**Exercise aim:** For the records below, report how many lines include "Elastic", with no accompanying text.

**Exercise inputs:**

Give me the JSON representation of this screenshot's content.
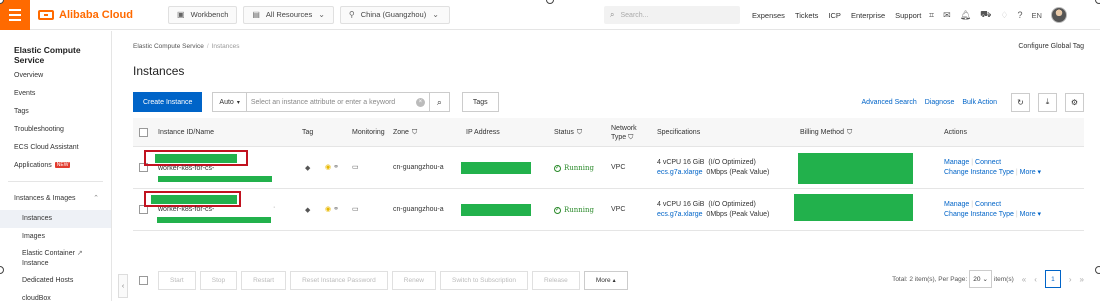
{
  "topbar": {
    "logo_text": "Alibaba Cloud",
    "workbench": "Workbench",
    "resources": "All Resources",
    "region": "China (Guangzhou)",
    "search_placeholder": "Search...",
    "nav": [
      "Expenses",
      "Tickets",
      "ICP",
      "Enterprise",
      "Support"
    ],
    "lang": "EN"
  },
  "sidebar": {
    "title": "Elastic Compute Service",
    "items": [
      "Overview",
      "Events",
      "Tags",
      "Troubleshooting",
      "ECS Cloud Assistant",
      "Applications"
    ],
    "new_badge": "NEW",
    "group": "Instances & Images",
    "sub_items": [
      "Instances",
      "Images"
    ],
    "eci_line1": "Elastic Container",
    "eci_line2": "Instance",
    "more_items": [
      "Dedicated Hosts",
      "cloudBox"
    ]
  },
  "main": {
    "breadcrumb": [
      "Elastic Compute Service",
      "Instances"
    ],
    "config_tag": "Configure Global Tag",
    "title": "Instances",
    "toolbar": {
      "create": "Create Instance",
      "filter": "Auto",
      "search_placeholder": "Select an instance attribute or enter a keyword",
      "tags": "Tags",
      "advanced_search": "Advanced Search",
      "diagnose": "Diagnose",
      "bulk_action": "Bulk Action"
    },
    "table": {
      "headers": {
        "id_name": "Instance ID/Name",
        "tag": "Tag",
        "monitoring": "Monitoring",
        "zone": "Zone",
        "ip": "IP Address",
        "status": "Status",
        "network_line1": "Network",
        "network_line2": "Type",
        "spec": "Specifications",
        "billing": "Billing Method",
        "actions": "Actions"
      },
      "rows": [
        {
          "name": "worker-k8s-for-cs-",
          "zone": "cn-guangzhou-a",
          "status": "Running",
          "network": "VPC",
          "spec_line1": "4 vCPU 16 GiB",
          "spec_opt": "(I/O Optimized)",
          "spec_type": "ecs.g7a.xlarge",
          "bandwidth": "0Mbps (Peak Value)",
          "manage": "Manage",
          "connect": "Connect",
          "change_type": "Change Instance Type",
          "more": "More"
        },
        {
          "name": "worker-k8s-for-cs-",
          "zone": "cn-guangzhou-a",
          "status": "Running",
          "network": "VPC",
          "spec_line1": "4 vCPU 16 GiB",
          "spec_opt": "(I/O Optimized)",
          "spec_type": "ecs.g7a.xlarge",
          "bandwidth": "0Mbps (Peak Value)",
          "manage": "Manage",
          "connect": "Connect",
          "change_type": "Change Instance Type",
          "more": "More"
        }
      ]
    },
    "footer": {
      "buttons": [
        "Start",
        "Stop",
        "Restart",
        "Reset Instance Password",
        "Renew",
        "Switch to Subscription",
        "Release"
      ],
      "more": "More",
      "total": "Total: 2 item(s), Per Page:",
      "page_size": "20",
      "items_suffix": "item(s)",
      "current_page": "1"
    }
  },
  "colors": {
    "brand": "#ff6a00",
    "primary": "#0064c8",
    "redacted": "#22b14c",
    "highlight": "#c1121f"
  }
}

**Response below:** 3